Given the fact the edges will commonly feature rather shallow water and in many instances thick vegetation, some thought will always need to come into your lure selection. My preferred lures are always soft plastics rigged weedless and surface lures which generate those explosive takes we all love.

As one would expect soft plastics are incredibly effective on bass absolutely anywhere and the very clever evolvement of being able to fish plastics as ‘weedless’ presentations has been a huge bonus to all anglers. We are now able to take a soft plastic and rig it in the correct fashion using one of the many worm style hook patterns available on todays market. This has enabled us to cast our offerings amongst thick vegetation and timber snags without the fear of an immediate foul up.

Worm style hook patterns do come in many differing sizes and are available as either weighted or unweighted hooks. In more recent times my preference has become the Owner Twist Lock worm hooks and with the very cleverly designed ‘spring twist lock’ holder, rigging your chosen soft plastic is an absolute synch. In combination with the new 3 inch GULP Nemesis and 4 inch Powerbait Nemesis these weedless offerings have proven to be incredibly effective along the dam edges. The design of the Nemesis baits is such that the tail generates a wild and seriously realistic action that fish simply cannot resist. My preferred technique along the edges is to take either Nemesis offering and simply shuffle or swim the lure away slowly with a following pause phase. It is on this pause phase that many fish are suckered into that all important bite.
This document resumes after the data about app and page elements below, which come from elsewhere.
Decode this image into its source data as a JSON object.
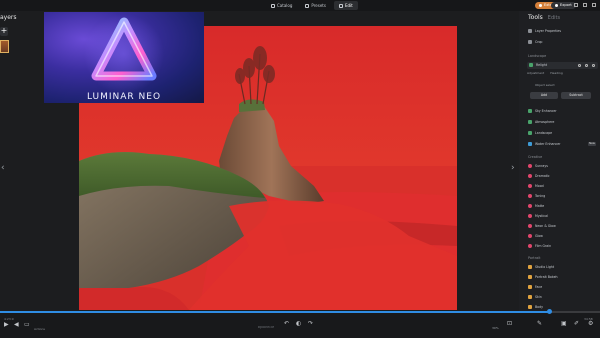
{
  "topbar": {
    "tabs": [
      {
        "label": "Catalog",
        "active": false
      },
      {
        "label": "Presets",
        "active": false
      },
      {
        "label": "Edit",
        "active": true
      }
    ],
    "extra_label": "Extras",
    "export_label": "Export"
  },
  "left": {
    "layers_title": "ayers",
    "add_label": "+"
  },
  "logo": {
    "text": "LUMINAR NEO"
  },
  "panel": {
    "tab_tools": "Tools",
    "tab_edits": "Edits",
    "rows": [
      {
        "label": "Layer Properties",
        "color": "#8b8f95"
      },
      {
        "label": "Crop",
        "color": "#8b8f95"
      }
    ],
    "section_landscape": "Landscape",
    "active_tool": "Relight",
    "adjustment_label": "Adjustment",
    "adjustment_value": "Heading",
    "object_label": "Object select",
    "add_button": "Add",
    "subtract_button": "Subtract",
    "landscape_items": [
      {
        "label": "Sky Enhancer",
        "color": "#4aa36b"
      },
      {
        "label": "Atmosphere",
        "color": "#4aa36b"
      },
      {
        "label": "Landscape",
        "color": "#4aa36b"
      },
      {
        "label": "Water Enhancer",
        "color": "#3e9bd6"
      }
    ],
    "section_creative": "Creative",
    "creative_items": [
      {
        "label": "Sunrays",
        "color": "#e0466b"
      },
      {
        "label": "Dramatic",
        "color": "#e0466b"
      },
      {
        "label": "Mood",
        "color": "#e0466b"
      },
      {
        "label": "Toning",
        "color": "#e0466b"
      },
      {
        "label": "Matte",
        "color": "#e0466b"
      },
      {
        "label": "Mystical",
        "color": "#e0466b"
      },
      {
        "label": "Neon & Glow",
        "color": "#e0466b"
      },
      {
        "label": "Glow",
        "color": "#e0466b"
      },
      {
        "label": "Film Grain",
        "color": "#e0466b"
      }
    ],
    "section_portrait": "Portrait",
    "portrait_items": [
      {
        "label": "Studio Light",
        "color": "#e0a340"
      },
      {
        "label": "Portrait Bokeh",
        "color": "#e0a340"
      },
      {
        "label": "Face",
        "color": "#e0a340"
      },
      {
        "label": "Skin",
        "color": "#e0a340"
      },
      {
        "label": "Body",
        "color": "#e0a340"
      },
      {
        "label": "High Key",
        "color": "#e0a340"
      }
    ],
    "new_badge": "New"
  },
  "bottom": {
    "time_left": "4:23:9",
    "time_right": "34:58",
    "filename": "DJI0033.tif",
    "zoom": "30%",
    "left_text": "Actions"
  },
  "colors": {
    "accent": "#2f8de4",
    "mask_red": "#e02a2a",
    "extras": "#d4803a"
  }
}
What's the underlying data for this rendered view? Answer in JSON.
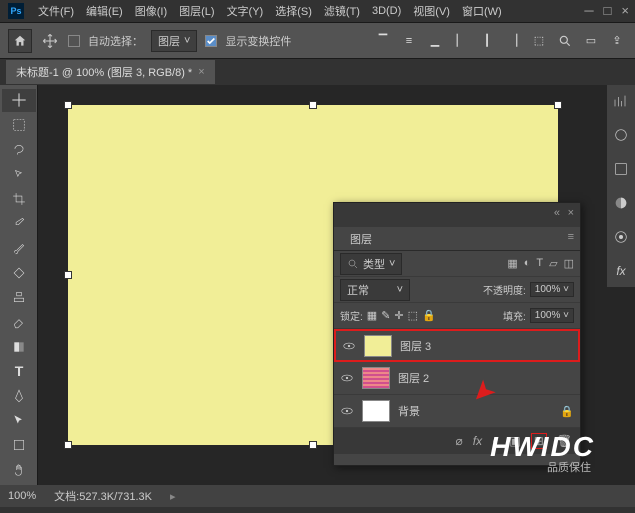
{
  "menubar": {
    "items": [
      "文件(F)",
      "编辑(E)",
      "图像(I)",
      "图层(L)",
      "文字(Y)",
      "选择(S)",
      "滤镜(T)",
      "3D(D)",
      "视图(V)",
      "窗口(W)"
    ]
  },
  "optionsbar": {
    "auto_select_label": "自动选择：",
    "auto_select_dropdown": "图层",
    "show_transform_label": "显示变换控件"
  },
  "document": {
    "tab_title": "未标题-1 @ 100% (图层 3, RGB/8) *",
    "zoom": "100%",
    "doc_info_label": "文档:",
    "doc_info": "527.3K/731.3K"
  },
  "layers_panel": {
    "title": "图层",
    "kind_label": "类型",
    "blend_mode": "正常",
    "opacity_label": "不透明度:",
    "opacity_value": "100%",
    "lock_label": "锁定:",
    "fill_label": "填充:",
    "fill_value": "100%",
    "layers": [
      {
        "name": "图层 3",
        "visible": true,
        "selected": true,
        "thumb_color": "#f1ee97"
      },
      {
        "name": "图层 2",
        "visible": true,
        "selected": false,
        "thumb_color": "#d14f8e"
      },
      {
        "name": "背景",
        "visible": true,
        "selected": false,
        "thumb_color": "#ffffff",
        "locked": true
      }
    ]
  },
  "watermark": {
    "text": "HWIDC",
    "sub": "品质保住"
  }
}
Surface lures always bring about another level of excitement when targeting bass along our edges. It is a highly visual and an addictive form of angling that you will never be able to get enough of. Surface poppers and surface walking stick baits share is the success here and I have had days where poppers seem to perform better and then those where surface stick baits will totally dominate. The easy solution here is to carry both. Berkley’s 68mm Scum Dog surface walkers and the Owner Cultiva ‘Gobo’ poppers are two I would strongly recommend to any angler. Both are seriously effective and when worked along the edges while incorporating a pause phase the only thing that is sure to happen is a destructive annihilation from a big thick set bass.

I have had bass get completely airborne on takes at times and an angler does need to on guard or the fish can very quickly have you bricked back into the weed or neighbouring structure.

Gear Selection

While both bait casting and spinning set ups can be used successfully it is the spinning gear that is far more versatile for this lure casting edge work. When it comes to the more ultra light plastics rigged weedless and smaller hardbodied divers a well balanced spinning outfit is superior and far more user friendly. A set up comprising of a 2-4kg rod and reel in the 2000-2500 size range is a great starting point while if you are like myself and love to fish ultra light you can drop down that little bit further to a 1-3kg rod. Over this you can decide whether to run the likes of 4-8lb braid and once set up correctly you will be holding an outfit that offers both the much needed sensitivity feel. For all my impoundment work I chose to use the Pflueger Patriarch 1-3kg rods in combination with the Pflueger Supreme MG reels. The combinations are ideal and the fast action these rods possess is a huge bonus for both soft plastic work and surface walking lures.

Summer is Coming

With summer literally on our doorstep the time to get moving in NOW. Insect activity is increasing and fish are feeding. Look to probe the edges and enjoy the aggressive ‘edge bites’ that will keep you coming back for more.

Tackling any estuary system with lures and soft plastics for the first time is an exciting prospect. Irrespective of the location..Snapper season is now in full flight down here in Victoria and over the past month or so I’ve been out on Port Phillip Bay working the inshore shallow reef areas with Berkley Gulp! soft plastics...